### TASK REQUIREMENTS
Take every line from the records below that includes the word "JSON".

### EXTRACTED INFORMATION

- - - - -

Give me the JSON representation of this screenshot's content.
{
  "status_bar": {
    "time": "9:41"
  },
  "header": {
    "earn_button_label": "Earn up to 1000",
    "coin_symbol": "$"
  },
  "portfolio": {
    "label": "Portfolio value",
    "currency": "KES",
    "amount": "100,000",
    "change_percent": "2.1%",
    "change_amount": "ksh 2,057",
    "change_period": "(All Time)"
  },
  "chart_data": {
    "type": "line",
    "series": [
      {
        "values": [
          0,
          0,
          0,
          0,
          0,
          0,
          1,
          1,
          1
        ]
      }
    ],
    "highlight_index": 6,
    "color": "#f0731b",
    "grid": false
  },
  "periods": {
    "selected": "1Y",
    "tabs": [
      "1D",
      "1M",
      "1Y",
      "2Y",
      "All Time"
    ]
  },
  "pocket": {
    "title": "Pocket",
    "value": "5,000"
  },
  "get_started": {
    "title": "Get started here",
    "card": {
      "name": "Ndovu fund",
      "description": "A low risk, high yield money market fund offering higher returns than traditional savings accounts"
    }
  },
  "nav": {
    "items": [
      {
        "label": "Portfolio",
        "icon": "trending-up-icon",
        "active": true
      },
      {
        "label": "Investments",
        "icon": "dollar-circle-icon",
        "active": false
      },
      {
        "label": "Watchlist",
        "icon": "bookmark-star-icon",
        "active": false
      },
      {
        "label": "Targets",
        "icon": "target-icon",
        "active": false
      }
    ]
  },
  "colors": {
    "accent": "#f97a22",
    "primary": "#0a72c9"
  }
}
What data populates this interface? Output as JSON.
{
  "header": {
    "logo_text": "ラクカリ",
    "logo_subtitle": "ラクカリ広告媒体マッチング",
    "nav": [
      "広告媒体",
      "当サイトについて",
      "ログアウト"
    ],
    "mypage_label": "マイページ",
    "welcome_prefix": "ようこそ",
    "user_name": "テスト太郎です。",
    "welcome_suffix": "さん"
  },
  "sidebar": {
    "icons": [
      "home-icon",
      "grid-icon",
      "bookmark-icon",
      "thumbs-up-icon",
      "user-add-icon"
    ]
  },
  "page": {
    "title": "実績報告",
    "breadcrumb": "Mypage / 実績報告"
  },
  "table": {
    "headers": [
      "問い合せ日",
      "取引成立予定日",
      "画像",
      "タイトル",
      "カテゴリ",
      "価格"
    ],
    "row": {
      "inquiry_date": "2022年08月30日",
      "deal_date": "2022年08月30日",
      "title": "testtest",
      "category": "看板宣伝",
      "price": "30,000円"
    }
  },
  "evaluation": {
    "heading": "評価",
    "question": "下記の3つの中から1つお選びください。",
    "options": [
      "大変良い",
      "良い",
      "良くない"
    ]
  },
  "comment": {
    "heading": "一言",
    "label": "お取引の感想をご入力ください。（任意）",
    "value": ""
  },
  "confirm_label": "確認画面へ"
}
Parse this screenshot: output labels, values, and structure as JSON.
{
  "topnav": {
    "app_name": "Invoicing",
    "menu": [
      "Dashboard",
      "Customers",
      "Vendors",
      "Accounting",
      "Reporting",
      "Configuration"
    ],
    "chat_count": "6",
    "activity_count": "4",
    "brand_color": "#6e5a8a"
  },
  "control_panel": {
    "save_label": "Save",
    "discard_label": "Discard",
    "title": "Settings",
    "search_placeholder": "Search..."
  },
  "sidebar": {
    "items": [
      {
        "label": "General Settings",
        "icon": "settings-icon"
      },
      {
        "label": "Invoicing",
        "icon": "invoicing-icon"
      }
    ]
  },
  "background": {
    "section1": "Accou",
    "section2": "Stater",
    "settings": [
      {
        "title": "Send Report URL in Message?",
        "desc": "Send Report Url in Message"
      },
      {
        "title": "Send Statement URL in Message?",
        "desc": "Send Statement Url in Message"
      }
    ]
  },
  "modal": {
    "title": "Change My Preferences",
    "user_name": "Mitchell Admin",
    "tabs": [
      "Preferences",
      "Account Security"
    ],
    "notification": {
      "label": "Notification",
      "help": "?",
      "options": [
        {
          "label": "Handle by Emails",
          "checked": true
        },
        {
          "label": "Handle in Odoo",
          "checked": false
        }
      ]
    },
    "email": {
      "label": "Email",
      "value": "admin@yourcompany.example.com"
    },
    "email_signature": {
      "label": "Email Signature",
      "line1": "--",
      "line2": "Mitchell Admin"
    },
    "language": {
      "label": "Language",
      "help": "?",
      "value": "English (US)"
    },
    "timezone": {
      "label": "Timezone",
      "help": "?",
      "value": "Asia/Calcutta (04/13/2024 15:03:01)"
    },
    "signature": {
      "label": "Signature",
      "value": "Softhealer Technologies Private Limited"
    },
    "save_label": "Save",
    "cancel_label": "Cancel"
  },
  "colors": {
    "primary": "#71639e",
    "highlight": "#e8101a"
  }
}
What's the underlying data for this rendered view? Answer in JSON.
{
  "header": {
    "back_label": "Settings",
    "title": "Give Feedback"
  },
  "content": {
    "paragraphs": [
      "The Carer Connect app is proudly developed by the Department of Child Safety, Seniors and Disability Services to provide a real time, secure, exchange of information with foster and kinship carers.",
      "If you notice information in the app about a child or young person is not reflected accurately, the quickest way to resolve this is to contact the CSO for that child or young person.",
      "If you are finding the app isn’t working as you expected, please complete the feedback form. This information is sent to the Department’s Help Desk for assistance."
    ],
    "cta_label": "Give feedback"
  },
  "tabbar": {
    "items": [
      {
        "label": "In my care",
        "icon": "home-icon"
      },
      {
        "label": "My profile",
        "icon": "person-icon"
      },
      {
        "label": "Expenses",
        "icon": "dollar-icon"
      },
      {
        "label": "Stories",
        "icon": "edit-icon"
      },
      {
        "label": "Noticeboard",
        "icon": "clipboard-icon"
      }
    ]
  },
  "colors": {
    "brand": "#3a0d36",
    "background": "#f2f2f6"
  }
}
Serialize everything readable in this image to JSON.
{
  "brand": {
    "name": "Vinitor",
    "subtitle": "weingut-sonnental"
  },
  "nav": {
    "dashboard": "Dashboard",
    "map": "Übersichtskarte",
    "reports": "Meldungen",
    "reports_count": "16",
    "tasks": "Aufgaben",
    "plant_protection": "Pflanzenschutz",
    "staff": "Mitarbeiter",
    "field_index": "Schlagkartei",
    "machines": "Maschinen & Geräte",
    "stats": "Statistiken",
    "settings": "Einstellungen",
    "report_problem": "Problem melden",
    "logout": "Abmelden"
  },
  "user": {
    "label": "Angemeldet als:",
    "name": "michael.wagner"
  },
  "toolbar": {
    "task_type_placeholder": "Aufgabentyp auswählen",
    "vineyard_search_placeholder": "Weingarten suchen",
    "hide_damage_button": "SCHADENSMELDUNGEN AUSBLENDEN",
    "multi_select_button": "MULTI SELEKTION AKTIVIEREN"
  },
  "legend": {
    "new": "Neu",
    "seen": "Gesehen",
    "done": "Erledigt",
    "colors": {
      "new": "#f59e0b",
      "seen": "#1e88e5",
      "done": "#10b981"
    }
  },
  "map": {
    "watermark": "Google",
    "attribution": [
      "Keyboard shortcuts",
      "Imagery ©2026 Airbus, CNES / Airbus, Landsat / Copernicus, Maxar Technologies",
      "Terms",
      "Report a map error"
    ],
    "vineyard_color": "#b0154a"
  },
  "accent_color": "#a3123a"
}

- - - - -

### RESPONSE AREA
Give me the JSON representation of this screenshot's content.
What data populates this interface? Output as JSON.
Parse this screenshot: output labels, values, and structure as JSON.
What's the underlying data for this rendered view? Answer in JSON.
Serialize everything readable in this image to JSON.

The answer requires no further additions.